Copy the records below in full and leave every image out of the copy.

_____

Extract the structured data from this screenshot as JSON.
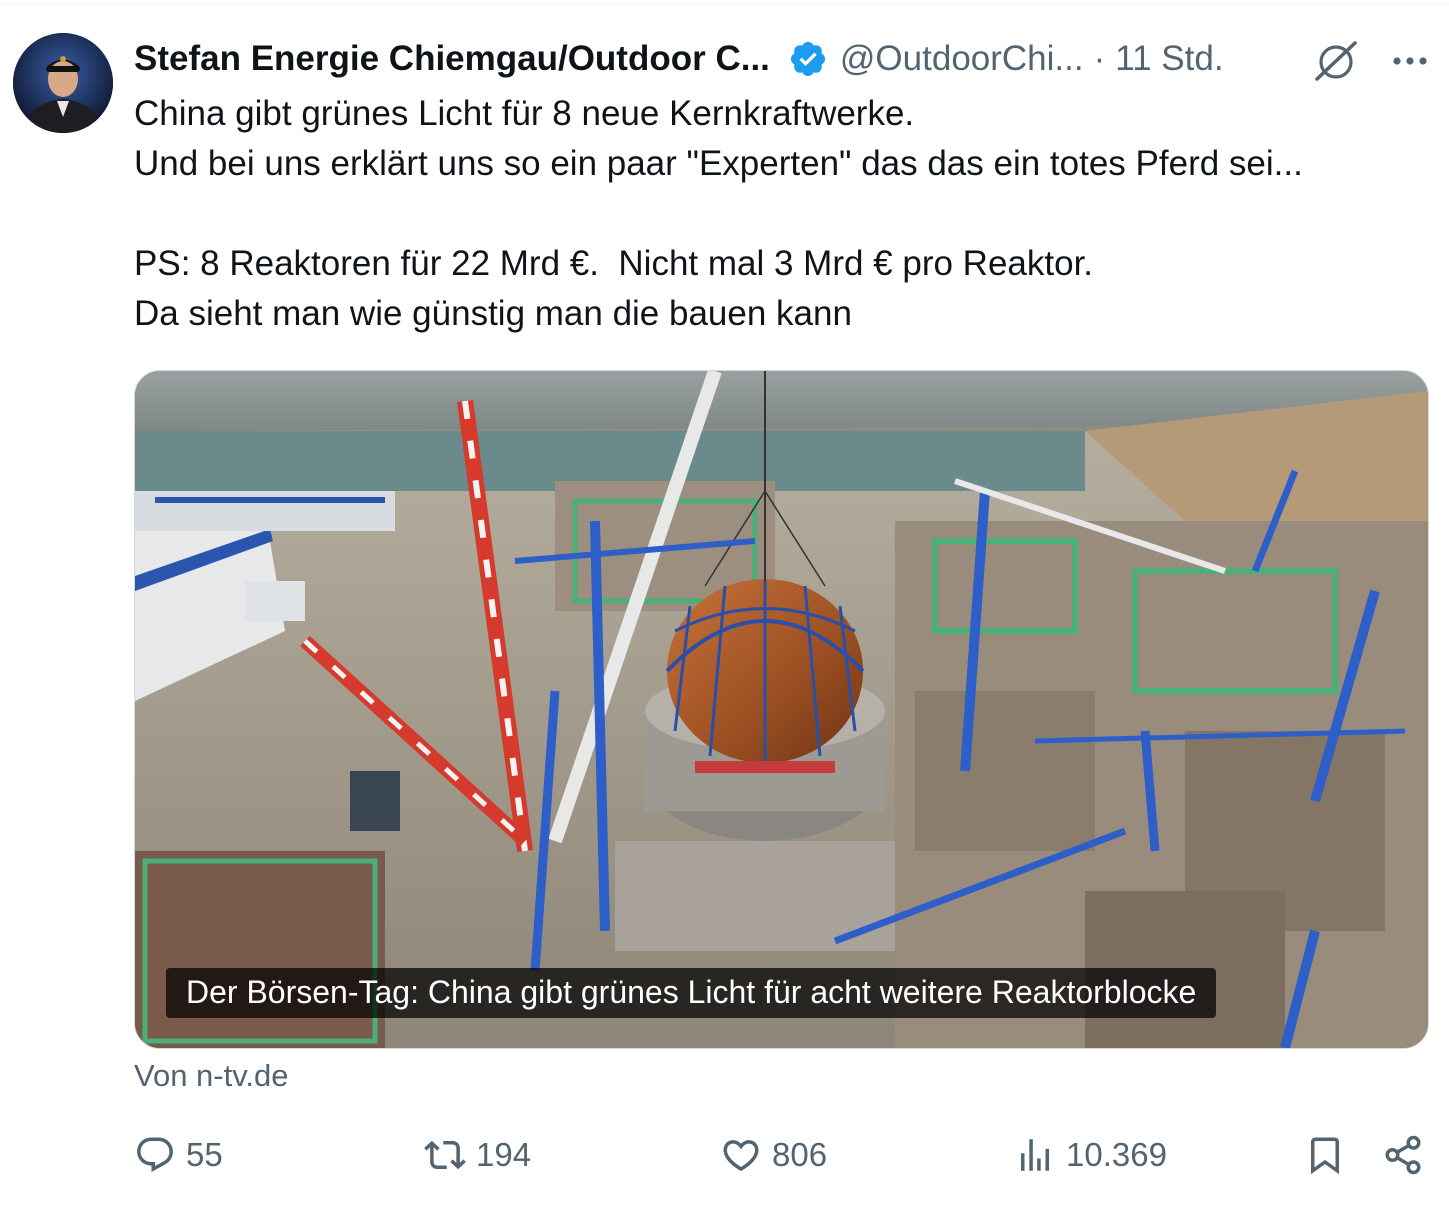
{
  "tweet": {
    "author": {
      "display_name": "Stefan Energie Chiemgau/Outdoor C...",
      "handle": "@OutdoorChi...",
      "verified": true,
      "avatar_icon": "profile-photo"
    },
    "separator": "·",
    "time": "11 Std.",
    "text_lines": [
      "China gibt grünes Licht für 8 neue Kernkraftwerke.",
      "Und bei uns erklärt uns so ein paar \"Experten\" das das ein totes Pferd sei...",
      "",
      "PS: 8 Reaktoren für 22 Mrd €.  Nicht mal 3 Mrd € pro Reaktor.",
      "Da sieht man wie günstig man die bauen kann"
    ],
    "media": {
      "caption": "Der Börsen-Tag: China gibt grünes Licht für acht weitere Reaktorblocke",
      "source": "Von n-tv.de"
    },
    "actions": {
      "replies": "55",
      "reposts": "194",
      "likes": "806",
      "views": "10.369"
    }
  },
  "icons": {
    "verified": "verified-badge-icon",
    "grok": "grok-icon",
    "more": "more-icon",
    "reply": "reply-icon",
    "repost": "repost-icon",
    "like": "like-icon",
    "views": "views-icon",
    "bookmark": "bookmark-icon",
    "share": "share-icon"
  },
  "colors": {
    "text_primary": "#0f1419",
    "text_secondary": "#536471",
    "verified_blue": "#1d9bf0"
  }
}
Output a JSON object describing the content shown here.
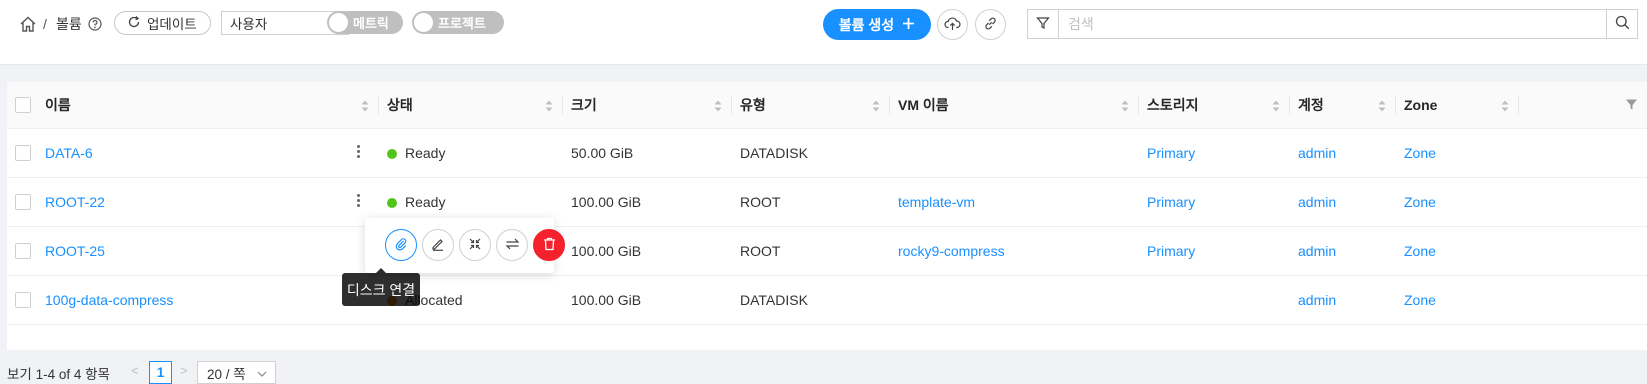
{
  "breadcrumb": {
    "separator": "/",
    "current": "볼륨"
  },
  "toolbar": {
    "update_label": "업데이트",
    "filter_select_value": "사용자",
    "toggle_metric_label": "메트릭",
    "toggle_project_label": "프로젝트",
    "create_label": "볼륨 생성"
  },
  "search": {
    "placeholder": "검색"
  },
  "table": {
    "headers": [
      "이름",
      "상태",
      "크기",
      "유형",
      "VM 이름",
      "스토리지",
      "계정",
      "Zone"
    ],
    "rows": [
      {
        "name": "DATA-6",
        "status": "Ready",
        "size": "50.00 GiB",
        "type": "DATADISK",
        "vm": "",
        "storage": "Primary",
        "account": "admin",
        "zone": "Zone"
      },
      {
        "name": "ROOT-22",
        "status": "Ready",
        "size": "100.00 GiB",
        "type": "ROOT",
        "vm": "template-vm",
        "storage": "Primary",
        "account": "admin",
        "zone": "Zone"
      },
      {
        "name": "ROOT-25",
        "status": "",
        "size": "100.00 GiB",
        "type": "ROOT",
        "vm": "rocky9-compress",
        "storage": "Primary",
        "account": "admin",
        "zone": "Zone"
      },
      {
        "name": "100g-data-compress",
        "status": "Allocated",
        "size": "100.00 GiB",
        "type": "DATADISK",
        "vm": "",
        "storage": "",
        "account": "admin",
        "zone": "Zone"
      }
    ]
  },
  "popover": {
    "tooltip": "디스크 연결",
    "actions": [
      "attach-icon",
      "edit-icon",
      "resize-icon",
      "migrate-icon",
      "delete-icon"
    ]
  },
  "pagination": {
    "total": "보기 1-4 of 4 항목",
    "current_page": "1",
    "page_size": "20 / 쪽",
    "prev": "<",
    "next": ">"
  },
  "colors": {
    "accent": "#1890ff",
    "ready": "#52c41a",
    "danger": "#f5222d"
  }
}
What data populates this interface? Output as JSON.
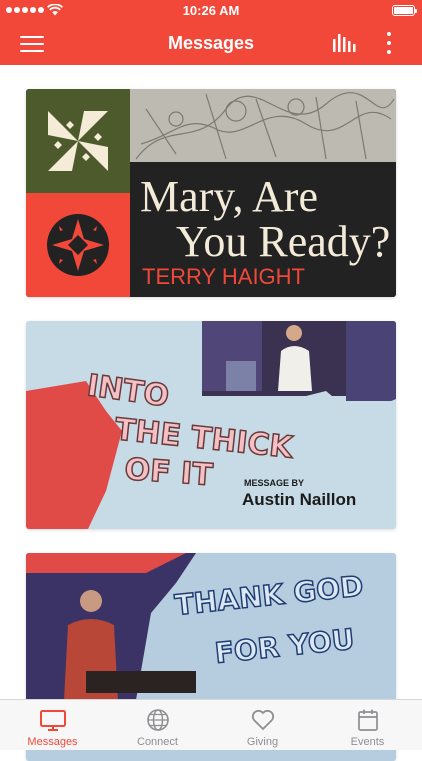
{
  "status_bar": {
    "time": "10:26 AM"
  },
  "nav": {
    "title": "Messages"
  },
  "messages": [
    {
      "title_line1": "Mary, Are",
      "title_line2": "You Ready?",
      "speaker": "TERRY HAIGHT"
    },
    {
      "title_lines": [
        "INTO",
        "THE THICK",
        "OF IT"
      ],
      "byline": "MESSAGE BY",
      "speaker": "Austin Naillon"
    },
    {
      "title_lines": [
        "THANK GOD",
        "FOR YOU"
      ]
    }
  ],
  "tabs": [
    {
      "label": "Messages",
      "icon": "tv-icon"
    },
    {
      "label": "Connect",
      "icon": "globe-icon"
    },
    {
      "label": "Giving",
      "icon": "heart-icon"
    },
    {
      "label": "Events",
      "icon": "calendar-icon"
    }
  ],
  "colors": {
    "brand_red": "#f1483a",
    "olive": "#4d5a2b",
    "tab_inactive": "#8e8e93"
  }
}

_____

**SOLUTION FOR THIS PROBLEM**.
Extract the structured data from this screenshot as JSON.
{
  "tweet": {
    "author": {
      "display_name": "Stefan Energie Chiemgau/Outdoor C...",
      "handle": "@OutdoorChi...",
      "verified": true,
      "avatar_icon": "profile-photo"
    },
    "separator": "·",
    "time": "11 Std.",
    "text_lines": [
      "China gibt grünes Licht für 8 neue Kernkraftwerke.",
      "Und bei uns erklärt uns so ein paar \"Experten\" das das ein totes Pferd sei...",
      "",
      "PS: 8 Reaktoren für 22 Mrd €.  Nicht mal 3 Mrd € pro Reaktor.",
      "Da sieht man wie günstig man die bauen kann"
    ],
    "media": {
      "caption": "Der Börsen-Tag: China gibt grünes Licht für acht weitere Reaktorblocke",
      "source": "Von n-tv.de"
    },
    "actions": {
      "replies": "55",
      "reposts": "194",
      "likes": "806",
      "views": "10.369"
    }
  },
  "icons": {
    "verified": "verified-badge-icon",
    "grok": "grok-icon",
    "more": "more-icon",
    "reply": "reply-icon",
    "repost": "repost-icon",
    "like": "like-icon",
    "views": "views-icon",
    "bookmark": "bookmark-icon",
    "share": "share-icon"
  },
  "colors": {
    "text_primary": "#0f1419",
    "text_secondary": "#536471",
    "verified_blue": "#1d9bf0"
  }
}
Output a JSON object describing the content shown here.
{
  "breadcrumb": {
    "separator": "/",
    "current": "볼륨"
  },
  "toolbar": {
    "update_label": "업데이트",
    "filter_select_value": "사용자",
    "toggle_metric_label": "메트릭",
    "toggle_project_label": "프로젝트",
    "create_label": "볼륨 생성"
  },
  "search": {
    "placeholder": "검색"
  },
  "table": {
    "headers": [
      "이름",
      "상태",
      "크기",
      "유형",
      "VM 이름",
      "스토리지",
      "계정",
      "Zone"
    ],
    "rows": [
      {
        "name": "DATA-6",
        "status": "Ready",
        "size": "50.00 GiB",
        "type": "DATADISK",
        "vm": "",
        "storage": "Primary",
        "account": "admin",
        "zone": "Zone"
      },
      {
        "name": "ROOT-22",
        "status": "Ready",
        "size": "100.00 GiB",
        "type": "ROOT",
        "vm": "template-vm",
        "storage": "Primary",
        "account": "admin",
        "zone": "Zone"
      },
      {
        "name": "ROOT-25",
        "status": "",
        "size": "100.00 GiB",
        "type": "ROOT",
        "vm": "rocky9-compress",
        "storage": "Primary",
        "account": "admin",
        "zone": "Zone"
      },
      {
        "name": "100g-data-compress",
        "status": "Allocated",
        "size": "100.00 GiB",
        "type": "DATADISK",
        "vm": "",
        "storage": "",
        "account": "admin",
        "zone": "Zone"
      }
    ]
  },
  "popover": {
    "tooltip": "디스크 연결",
    "actions": [
      "attach-icon",
      "edit-icon",
      "resize-icon",
      "migrate-icon",
      "delete-icon"
    ]
  },
  "pagination": {
    "total": "보기 1-4 of 4 항목",
    "current_page": "1",
    "page_size": "20 / 쪽",
    "prev": "<",
    "next": ">"
  },
  "colors": {
    "accent": "#1890ff",
    "ready": "#52c41a",
    "danger": "#f5222d"
  }
}
What data populates this interface? Output as JSON.
{
  "status_bar": {
    "time": "10:26 AM"
  },
  "nav": {
    "title": "Messages"
  },
  "messages": [
    {
      "title_line1": "Mary, Are",
      "title_line2": "You Ready?",
      "speaker": "TERRY HAIGHT"
    },
    {
      "title_lines": [
        "INTO",
        "THE THICK",
        "OF IT"
      ],
      "byline": "MESSAGE BY",
      "speaker": "Austin Naillon"
    },
    {
      "title_lines": [
        "THANK GOD",
        "FOR YOU"
      ]
    }
  ],
  "tabs": [
    {
      "label": "Messages",
      "icon": "tv-icon"
    },
    {
      "label": "Connect",
      "icon": "globe-icon"
    },
    {
      "label": "Giving",
      "icon": "heart-icon"
    },
    {
      "label": "Events",
      "icon": "calendar-icon"
    }
  ],
  "colors": {
    "brand_red": "#f1483a",
    "olive": "#4d5a2b",
    "tab_inactive": "#8e8e93"
  }
}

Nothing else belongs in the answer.